··· Data provided ···
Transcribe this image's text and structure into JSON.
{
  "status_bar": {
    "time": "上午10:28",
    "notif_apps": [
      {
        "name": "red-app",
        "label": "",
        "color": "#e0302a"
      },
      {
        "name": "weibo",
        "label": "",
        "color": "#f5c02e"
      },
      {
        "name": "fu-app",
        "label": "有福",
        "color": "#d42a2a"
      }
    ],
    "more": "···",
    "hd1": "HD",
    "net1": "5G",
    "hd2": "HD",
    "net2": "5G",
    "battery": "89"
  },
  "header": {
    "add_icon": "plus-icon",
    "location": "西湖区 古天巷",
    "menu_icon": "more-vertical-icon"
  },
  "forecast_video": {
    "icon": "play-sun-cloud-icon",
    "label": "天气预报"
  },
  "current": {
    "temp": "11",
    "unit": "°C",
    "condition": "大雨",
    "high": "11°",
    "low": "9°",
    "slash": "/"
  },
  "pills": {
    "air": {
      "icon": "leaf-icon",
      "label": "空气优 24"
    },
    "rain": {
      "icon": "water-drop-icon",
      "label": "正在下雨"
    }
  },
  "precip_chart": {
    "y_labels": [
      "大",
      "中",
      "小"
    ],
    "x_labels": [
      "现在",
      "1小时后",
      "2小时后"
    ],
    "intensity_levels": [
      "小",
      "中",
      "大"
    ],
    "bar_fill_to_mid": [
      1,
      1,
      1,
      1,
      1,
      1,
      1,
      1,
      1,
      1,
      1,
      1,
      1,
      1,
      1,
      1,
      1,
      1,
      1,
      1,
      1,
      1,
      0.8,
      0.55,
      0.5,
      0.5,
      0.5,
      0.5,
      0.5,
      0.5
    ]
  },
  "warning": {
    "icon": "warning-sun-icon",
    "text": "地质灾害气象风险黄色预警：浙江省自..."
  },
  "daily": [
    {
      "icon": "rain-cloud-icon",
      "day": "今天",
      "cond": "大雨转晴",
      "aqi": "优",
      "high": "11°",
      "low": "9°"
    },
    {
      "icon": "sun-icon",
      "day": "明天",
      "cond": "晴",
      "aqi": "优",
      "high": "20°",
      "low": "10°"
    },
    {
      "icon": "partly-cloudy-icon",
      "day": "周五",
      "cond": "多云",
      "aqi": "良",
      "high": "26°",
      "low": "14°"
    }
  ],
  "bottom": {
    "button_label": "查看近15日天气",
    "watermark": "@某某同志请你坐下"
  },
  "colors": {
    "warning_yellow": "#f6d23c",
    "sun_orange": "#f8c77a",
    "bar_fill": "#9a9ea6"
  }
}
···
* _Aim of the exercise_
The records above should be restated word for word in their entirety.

* _Exercise result_
Transcribe this image's text and structure into JSON.
{
  "status_bar": {
    "time": "上午10:28",
    "notif_apps": [
      {
        "name": "red-app",
        "label": "",
        "color": "#e0302a"
      },
      {
        "name": "weibo",
        "label": "",
        "color": "#f5c02e"
      },
      {
        "name": "fu-app",
        "label": "有福",
        "color": "#d42a2a"
      }
    ],
    "more": "···",
    "hd1": "HD",
    "net1": "5G",
    "hd2": "HD",
    "net2": "5G",
    "battery": "89"
  },
  "header": {
    "add_icon": "plus-icon",
    "location": "西湖区 古天巷",
    "menu_icon": "more-vertical-icon"
  },
  "forecast_video": {
    "icon": "play-sun-cloud-icon",
    "label": "天气预报"
  },
  "current": {
    "temp": "11",
    "unit": "°C",
    "condition": "大雨",
    "high": "11°",
    "low": "9°",
    "slash": "/"
  },
  "pills": {
    "air": {
      "icon": "leaf-icon",
      "label": "空气优 24"
    },
    "rain": {
      "icon": "water-drop-icon",
      "label": "正在下雨"
    }
  },
  "precip_chart": {
    "y_labels": [
      "大",
      "中",
      "小"
    ],
    "x_labels": [
      "现在",
      "1小时后",
      "2小时后"
    ],
    "intensity_levels": [
      "小",
      "中",
      "大"
    ],
    "bar_fill_to_mid": [
      1,
      1,
      1,
      1,
      1,
      1,
      1,
      1,
      1,
      1,
      1,
      1,
      1,
      1,
      1,
      1,
      1,
      1,
      1,
      1,
      1,
      1,
      0.8,
      0.55,
      0.5,
      0.5,
      0.5,
      0.5,
      0.5,
      0.5
    ]
  },
  "warning": {
    "icon": "warning-sun-icon",
    "text": "地质灾害气象风险黄色预警：浙江省自..."
  },
  "daily": [
    {
      "icon": "rain-cloud-icon",
      "day": "今天",
      "cond": "大雨转晴",
      "aqi": "优",
      "high": "11°",
      "low": "9°"
    },
    {
      "icon": "sun-icon",
      "day": "明天",
      "cond": "晴",
      "aqi": "优",
      "high": "20°",
      "low": "10°"
    },
    {
      "icon": "partly-cloudy-icon",
      "day": "周五",
      "cond": "多云",
      "aqi": "良",
      "high": "26°",
      "low": "14°"
    }
  ],
  "bottom": {
    "button_label": "查看近15日天气",
    "watermark": "@某某同志请你坐下"
  },
  "colors": {
    "warning_yellow": "#f6d23c",
    "sun_orange": "#f8c77a",
    "bar_fill": "#9a9ea6"
  }
}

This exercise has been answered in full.